It’s seriously difficult to not sing the “Fight for Your Right” lyrics to this song. I think they’re interchangeable, which might be part of Rubin’s genius. But hey, at least there’s some hot ’80s beach bods to distract you.
I was overwhelmed Monday by very kind and unbelievably flattering feedback on my post about MCA, which probably speaks more to the legacy and impact of the Beastie Boys than anything. I heard from so many people from various corners of my life who were all recalling their best Beasties stories or mourning MCA’s death in their own ways. Maybe it’s not Buddy Holly and the day the music died, but it feels like a defining moment for a certain generation of music fans.
So it didn’t seem right to let it end on just one post. This isn’t news that should be shoved aside so quickly. Besides, there’s a wealth of content out there, so much of which I’m seeing/hearing for the first time.
Take this clip from 1987, when the Beastie Boys stormed Joan Rivers’ talk show to play two songs (“Fight for Your Right” and “Time to Get Ill”) and chat with Rivers during the promotion run for Licensed to Ill (“That’s a stupid name for an album,” she says, laughing, when introducing the band). This was a time of the Beasties at their brashest – bratty personas that, with the luxury of hindsight, almost feel like a put-on.
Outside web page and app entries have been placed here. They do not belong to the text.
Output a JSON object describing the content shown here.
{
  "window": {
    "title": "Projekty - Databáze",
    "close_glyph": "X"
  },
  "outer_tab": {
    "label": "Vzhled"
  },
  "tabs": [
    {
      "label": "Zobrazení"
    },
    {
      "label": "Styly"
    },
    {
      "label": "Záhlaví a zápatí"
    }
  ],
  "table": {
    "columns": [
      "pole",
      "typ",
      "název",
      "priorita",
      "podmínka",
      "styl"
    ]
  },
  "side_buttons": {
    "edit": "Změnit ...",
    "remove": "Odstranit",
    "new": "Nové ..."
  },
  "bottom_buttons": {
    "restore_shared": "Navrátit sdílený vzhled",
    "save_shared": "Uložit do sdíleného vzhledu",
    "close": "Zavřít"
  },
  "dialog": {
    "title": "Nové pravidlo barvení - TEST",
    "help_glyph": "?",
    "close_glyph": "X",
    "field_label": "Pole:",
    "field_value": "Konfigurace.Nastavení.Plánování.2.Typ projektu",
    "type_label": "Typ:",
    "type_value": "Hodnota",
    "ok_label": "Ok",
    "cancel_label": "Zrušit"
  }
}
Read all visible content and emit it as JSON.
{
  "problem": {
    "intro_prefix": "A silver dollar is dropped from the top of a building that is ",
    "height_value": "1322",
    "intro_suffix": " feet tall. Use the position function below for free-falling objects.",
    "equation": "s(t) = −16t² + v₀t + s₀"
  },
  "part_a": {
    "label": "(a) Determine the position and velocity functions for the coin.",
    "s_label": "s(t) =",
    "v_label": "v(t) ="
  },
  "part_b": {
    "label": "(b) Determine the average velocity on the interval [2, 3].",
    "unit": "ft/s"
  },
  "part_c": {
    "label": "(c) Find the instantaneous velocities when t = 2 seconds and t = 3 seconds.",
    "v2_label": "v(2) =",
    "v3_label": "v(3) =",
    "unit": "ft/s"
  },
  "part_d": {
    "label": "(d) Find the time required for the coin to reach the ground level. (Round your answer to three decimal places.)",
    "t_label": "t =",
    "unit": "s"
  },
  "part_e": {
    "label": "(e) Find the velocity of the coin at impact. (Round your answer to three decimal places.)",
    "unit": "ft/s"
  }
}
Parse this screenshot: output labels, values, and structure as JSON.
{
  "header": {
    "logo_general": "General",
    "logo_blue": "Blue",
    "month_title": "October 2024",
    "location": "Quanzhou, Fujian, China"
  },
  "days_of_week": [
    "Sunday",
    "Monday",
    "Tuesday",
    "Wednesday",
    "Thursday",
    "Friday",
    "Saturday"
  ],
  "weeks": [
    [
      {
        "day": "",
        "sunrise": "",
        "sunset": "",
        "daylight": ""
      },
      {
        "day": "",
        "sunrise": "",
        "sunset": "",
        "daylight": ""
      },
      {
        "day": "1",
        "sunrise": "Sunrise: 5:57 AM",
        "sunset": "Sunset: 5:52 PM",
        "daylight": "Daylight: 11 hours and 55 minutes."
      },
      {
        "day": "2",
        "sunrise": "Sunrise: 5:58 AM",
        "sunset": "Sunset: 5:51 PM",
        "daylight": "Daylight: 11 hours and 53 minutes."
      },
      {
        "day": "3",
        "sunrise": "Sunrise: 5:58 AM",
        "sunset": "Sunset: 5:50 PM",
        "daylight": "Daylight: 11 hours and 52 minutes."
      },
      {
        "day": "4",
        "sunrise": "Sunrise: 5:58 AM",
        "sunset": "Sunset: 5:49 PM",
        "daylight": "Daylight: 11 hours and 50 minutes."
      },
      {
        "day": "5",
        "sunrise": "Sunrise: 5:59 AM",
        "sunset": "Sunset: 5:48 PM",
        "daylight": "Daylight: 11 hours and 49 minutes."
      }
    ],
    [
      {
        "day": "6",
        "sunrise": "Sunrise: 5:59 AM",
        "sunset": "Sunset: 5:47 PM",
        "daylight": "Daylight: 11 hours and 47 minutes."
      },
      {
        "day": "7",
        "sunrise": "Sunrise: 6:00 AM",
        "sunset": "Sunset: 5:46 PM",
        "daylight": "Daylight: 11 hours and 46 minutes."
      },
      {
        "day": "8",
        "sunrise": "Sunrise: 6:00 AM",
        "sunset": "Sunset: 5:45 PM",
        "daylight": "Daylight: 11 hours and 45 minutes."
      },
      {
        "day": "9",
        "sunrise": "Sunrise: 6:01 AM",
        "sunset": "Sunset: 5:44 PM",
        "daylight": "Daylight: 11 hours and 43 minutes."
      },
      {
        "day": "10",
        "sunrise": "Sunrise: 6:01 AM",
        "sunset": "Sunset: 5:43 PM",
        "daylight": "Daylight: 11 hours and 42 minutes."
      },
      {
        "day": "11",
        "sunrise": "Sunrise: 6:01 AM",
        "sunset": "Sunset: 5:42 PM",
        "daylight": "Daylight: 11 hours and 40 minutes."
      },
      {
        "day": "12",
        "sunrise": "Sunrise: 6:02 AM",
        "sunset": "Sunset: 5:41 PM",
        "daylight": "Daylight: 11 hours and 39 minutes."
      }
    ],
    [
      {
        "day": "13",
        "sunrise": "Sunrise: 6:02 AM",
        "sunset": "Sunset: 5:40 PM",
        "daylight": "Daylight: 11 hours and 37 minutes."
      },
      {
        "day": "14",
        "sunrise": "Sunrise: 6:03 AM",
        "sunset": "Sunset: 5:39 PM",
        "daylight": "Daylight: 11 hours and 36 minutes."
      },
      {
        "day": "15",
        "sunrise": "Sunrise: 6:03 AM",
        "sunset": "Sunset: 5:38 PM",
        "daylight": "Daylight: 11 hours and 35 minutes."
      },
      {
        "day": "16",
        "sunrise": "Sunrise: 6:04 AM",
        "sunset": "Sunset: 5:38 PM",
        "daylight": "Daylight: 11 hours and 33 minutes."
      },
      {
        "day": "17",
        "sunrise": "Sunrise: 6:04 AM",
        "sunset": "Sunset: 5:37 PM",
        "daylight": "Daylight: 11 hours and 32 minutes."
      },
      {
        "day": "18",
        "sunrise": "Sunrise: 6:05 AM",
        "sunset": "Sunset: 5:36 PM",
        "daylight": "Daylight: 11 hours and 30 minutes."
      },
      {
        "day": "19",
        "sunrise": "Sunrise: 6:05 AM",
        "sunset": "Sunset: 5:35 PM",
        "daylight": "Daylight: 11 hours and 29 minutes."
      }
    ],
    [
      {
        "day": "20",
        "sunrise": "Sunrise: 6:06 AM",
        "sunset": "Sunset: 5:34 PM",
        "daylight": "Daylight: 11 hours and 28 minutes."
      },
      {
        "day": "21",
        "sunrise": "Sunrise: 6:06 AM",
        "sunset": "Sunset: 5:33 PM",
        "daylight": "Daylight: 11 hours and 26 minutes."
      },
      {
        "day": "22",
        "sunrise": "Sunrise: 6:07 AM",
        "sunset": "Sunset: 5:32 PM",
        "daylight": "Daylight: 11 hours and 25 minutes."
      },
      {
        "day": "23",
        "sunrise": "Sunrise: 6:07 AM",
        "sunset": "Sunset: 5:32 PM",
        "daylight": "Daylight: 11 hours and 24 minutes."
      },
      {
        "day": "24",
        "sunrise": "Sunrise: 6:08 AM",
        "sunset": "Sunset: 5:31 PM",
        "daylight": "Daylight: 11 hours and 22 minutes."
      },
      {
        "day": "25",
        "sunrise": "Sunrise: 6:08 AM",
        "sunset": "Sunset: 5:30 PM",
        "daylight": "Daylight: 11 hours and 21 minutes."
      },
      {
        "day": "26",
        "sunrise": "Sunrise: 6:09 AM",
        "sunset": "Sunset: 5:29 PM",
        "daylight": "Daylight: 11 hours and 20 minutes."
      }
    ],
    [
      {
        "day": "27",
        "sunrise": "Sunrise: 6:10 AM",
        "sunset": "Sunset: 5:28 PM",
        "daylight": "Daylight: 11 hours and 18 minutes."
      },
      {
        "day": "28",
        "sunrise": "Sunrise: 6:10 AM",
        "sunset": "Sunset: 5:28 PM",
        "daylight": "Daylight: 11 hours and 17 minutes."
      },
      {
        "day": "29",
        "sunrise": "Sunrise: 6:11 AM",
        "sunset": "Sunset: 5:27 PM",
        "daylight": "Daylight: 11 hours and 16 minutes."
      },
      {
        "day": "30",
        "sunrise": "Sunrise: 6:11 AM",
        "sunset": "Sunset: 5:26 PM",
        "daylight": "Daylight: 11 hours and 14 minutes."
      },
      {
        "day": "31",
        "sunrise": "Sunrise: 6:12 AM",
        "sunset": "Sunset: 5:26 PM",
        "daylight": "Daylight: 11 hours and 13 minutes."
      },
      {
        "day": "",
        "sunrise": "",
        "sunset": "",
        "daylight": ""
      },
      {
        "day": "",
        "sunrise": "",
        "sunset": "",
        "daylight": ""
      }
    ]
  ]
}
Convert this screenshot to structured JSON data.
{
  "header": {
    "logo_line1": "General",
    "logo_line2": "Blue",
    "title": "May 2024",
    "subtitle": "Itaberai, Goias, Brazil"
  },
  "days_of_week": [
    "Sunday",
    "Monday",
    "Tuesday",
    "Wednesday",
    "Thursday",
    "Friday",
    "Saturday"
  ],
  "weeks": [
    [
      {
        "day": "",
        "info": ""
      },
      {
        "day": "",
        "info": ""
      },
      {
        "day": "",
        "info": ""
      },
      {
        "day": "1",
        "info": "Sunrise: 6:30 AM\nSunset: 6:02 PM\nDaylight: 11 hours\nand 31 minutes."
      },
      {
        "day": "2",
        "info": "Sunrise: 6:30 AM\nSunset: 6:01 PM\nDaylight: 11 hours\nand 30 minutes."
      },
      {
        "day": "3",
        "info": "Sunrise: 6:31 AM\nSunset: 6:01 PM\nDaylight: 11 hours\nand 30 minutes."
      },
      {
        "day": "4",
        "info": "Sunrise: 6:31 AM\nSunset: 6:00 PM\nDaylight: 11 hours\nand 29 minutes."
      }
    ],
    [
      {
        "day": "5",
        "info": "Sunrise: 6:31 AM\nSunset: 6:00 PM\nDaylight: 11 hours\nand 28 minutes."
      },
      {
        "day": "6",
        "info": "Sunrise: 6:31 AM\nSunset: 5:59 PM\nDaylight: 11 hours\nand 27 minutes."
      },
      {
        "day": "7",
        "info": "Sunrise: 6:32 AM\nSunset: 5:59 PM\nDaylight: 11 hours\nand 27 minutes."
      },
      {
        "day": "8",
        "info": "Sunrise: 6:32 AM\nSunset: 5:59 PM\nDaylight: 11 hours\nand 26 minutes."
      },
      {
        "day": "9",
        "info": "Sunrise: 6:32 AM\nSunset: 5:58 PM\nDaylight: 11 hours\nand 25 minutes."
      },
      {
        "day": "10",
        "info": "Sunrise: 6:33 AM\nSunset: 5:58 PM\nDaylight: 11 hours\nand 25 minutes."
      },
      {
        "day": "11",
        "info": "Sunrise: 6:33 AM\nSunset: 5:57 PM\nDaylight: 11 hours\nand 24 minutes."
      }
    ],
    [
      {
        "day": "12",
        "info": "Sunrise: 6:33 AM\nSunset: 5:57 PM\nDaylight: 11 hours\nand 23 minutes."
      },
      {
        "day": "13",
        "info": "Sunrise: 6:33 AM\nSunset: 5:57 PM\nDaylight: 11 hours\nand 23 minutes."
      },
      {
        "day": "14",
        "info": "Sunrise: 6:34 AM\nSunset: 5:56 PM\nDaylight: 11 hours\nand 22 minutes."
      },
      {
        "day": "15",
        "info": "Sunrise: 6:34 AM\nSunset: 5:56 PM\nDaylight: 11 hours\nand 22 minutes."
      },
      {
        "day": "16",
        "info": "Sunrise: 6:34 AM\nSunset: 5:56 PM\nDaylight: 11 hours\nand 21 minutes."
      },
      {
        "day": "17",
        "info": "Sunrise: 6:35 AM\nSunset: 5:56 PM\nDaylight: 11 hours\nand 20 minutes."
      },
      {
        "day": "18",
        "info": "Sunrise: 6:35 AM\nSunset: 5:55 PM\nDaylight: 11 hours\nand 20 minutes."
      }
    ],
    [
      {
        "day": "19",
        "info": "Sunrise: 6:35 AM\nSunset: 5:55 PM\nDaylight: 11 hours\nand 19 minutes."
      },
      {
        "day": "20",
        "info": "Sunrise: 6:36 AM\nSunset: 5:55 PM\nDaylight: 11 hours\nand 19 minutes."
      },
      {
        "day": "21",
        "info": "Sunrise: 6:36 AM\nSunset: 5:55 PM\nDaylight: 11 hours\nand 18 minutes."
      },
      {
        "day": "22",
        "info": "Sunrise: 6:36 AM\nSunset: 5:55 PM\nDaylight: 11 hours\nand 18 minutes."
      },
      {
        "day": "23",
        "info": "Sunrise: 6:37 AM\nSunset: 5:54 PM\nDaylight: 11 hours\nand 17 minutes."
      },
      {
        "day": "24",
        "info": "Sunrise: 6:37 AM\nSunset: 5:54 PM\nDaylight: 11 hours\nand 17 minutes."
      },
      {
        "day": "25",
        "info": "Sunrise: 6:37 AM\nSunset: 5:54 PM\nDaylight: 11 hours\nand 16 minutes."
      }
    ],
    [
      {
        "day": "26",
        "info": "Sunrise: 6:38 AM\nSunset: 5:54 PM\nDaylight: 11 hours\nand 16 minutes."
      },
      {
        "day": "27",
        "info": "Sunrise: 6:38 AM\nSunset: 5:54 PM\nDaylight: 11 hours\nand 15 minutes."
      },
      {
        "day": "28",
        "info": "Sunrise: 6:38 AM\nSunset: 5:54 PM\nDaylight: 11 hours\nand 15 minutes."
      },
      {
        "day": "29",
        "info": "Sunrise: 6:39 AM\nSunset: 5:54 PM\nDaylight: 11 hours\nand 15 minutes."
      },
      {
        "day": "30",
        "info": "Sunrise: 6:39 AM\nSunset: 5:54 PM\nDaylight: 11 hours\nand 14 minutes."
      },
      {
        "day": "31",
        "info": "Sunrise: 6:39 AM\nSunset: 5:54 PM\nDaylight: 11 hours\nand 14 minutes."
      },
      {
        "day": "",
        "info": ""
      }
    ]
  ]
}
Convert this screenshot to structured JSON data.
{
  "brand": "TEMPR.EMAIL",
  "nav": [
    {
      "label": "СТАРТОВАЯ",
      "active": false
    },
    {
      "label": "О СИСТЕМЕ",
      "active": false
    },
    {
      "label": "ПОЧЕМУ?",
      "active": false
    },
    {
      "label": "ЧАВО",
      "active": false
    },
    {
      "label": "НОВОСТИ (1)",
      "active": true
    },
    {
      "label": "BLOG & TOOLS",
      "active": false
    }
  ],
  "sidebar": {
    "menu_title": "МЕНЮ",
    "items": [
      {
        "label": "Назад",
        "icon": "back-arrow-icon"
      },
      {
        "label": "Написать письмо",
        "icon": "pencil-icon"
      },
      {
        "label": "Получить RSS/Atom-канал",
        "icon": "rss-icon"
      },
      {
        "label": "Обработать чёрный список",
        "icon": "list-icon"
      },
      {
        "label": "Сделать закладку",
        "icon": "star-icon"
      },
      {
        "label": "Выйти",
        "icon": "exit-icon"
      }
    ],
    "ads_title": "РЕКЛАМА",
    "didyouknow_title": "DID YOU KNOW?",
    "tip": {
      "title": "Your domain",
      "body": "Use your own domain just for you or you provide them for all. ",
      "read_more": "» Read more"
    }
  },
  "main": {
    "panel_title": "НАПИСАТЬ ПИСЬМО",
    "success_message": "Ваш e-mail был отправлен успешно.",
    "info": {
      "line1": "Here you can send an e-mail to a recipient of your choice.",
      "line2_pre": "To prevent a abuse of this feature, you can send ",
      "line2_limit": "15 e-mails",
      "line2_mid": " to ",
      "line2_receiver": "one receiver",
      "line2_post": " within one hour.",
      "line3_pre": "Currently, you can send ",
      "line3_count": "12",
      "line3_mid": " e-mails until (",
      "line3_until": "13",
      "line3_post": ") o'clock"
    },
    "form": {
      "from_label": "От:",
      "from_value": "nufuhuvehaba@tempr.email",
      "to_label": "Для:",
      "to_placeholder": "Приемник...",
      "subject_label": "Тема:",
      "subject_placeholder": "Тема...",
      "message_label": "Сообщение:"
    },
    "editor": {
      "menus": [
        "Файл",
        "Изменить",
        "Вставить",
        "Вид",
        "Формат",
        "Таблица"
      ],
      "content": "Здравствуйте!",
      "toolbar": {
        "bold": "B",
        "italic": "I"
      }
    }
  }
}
It’s hard to believe, but this year marks the 20th anniversary of the release of the Gin Blossoms’ hugely successful album New Miserable Experience.
I am and forever will be curious about how time treats this album and its well of pop hits, especially because the band is from my home state. The whole thing gave me pause when my wife and I were in Henderson, Nev., a few months ago and randomly flipped around the local FM stations in the car — and what should pop up on the radio but a Gin Blossoms song. It really offered a bit of perspective and got me thinking about how the Gin Blossoms are viewed outside of my sometimes insular take on the Phoenix/Tempe music scene. How many times a day in countless other cities, big and small, will you hear Gin Blossoms on the radio?
It’s interesting to consider, and this cover of “Hey Jealousy” for the Onion’s A.V. Undercover series by a “one-off supergroup” made up of members of Cursive and Cymbals Eat Guitars sort of speaks to the general sentiment of the Gin Blossoms. As Jason Woodbury pointed out at New Times, you’ve got Cursive frontman Tim Kasher offering the elitist indie vibe: “I love that you guys put these types of songs on this list … I’m the kind of person who pounces on that brand of humor.” Then there’s Cymbals Eat Guitars’ Joseph D’Agostino, who says: “If Teenage Fanclub played it, it would be like ‘Oh, it’s a classic.'”
One man’s trash is another man’s treasure?
Friend of the site Scott Hessel left his gig as drummer for Source Victoria to tour with Gin Blossoms, so I’ll have to check with him to see if the band has any thoughts on this deconstructed cover.
There’s rap songs, and then there are rap songs that make you wanna learn every word – the cadence, the flow, the rhythm. The songs that you wanna bump in your crappy car factory stereo system and pound your steering wheel to (and who cares if you end a sentence in a preposition?). There’s rap songs so good you don’t even need a proper chorus – just some mean-mug humming. That’s Homeboy Sandman’s “Mine All Mine.”
The Queens, N.Y.-based MC dropped his Chimera EP via Stones Throw on Tuesday, but “Mine All Mine” came out earlier in the year on the Subject: Matter EP.
Homeboy Sandman uses his two-plus minutes on “Mine All Mine” to rap about (per the EP cover) “the things that belong to me that rappers never rap about when they rap about things that belong to them. This song is not about my chain, or my money, or my car, or my skills, or my girls. It’s about my socks, and my toothpaste, and my lotion, and my favorite television programs.”
If lines like “My insurance is WebMD” don’t sell you on his everyman approach, then seeing Homeboy Sandman rock this track with his family (and his Teenage Mutant Ninja Turtles notebook) surely should do the trick.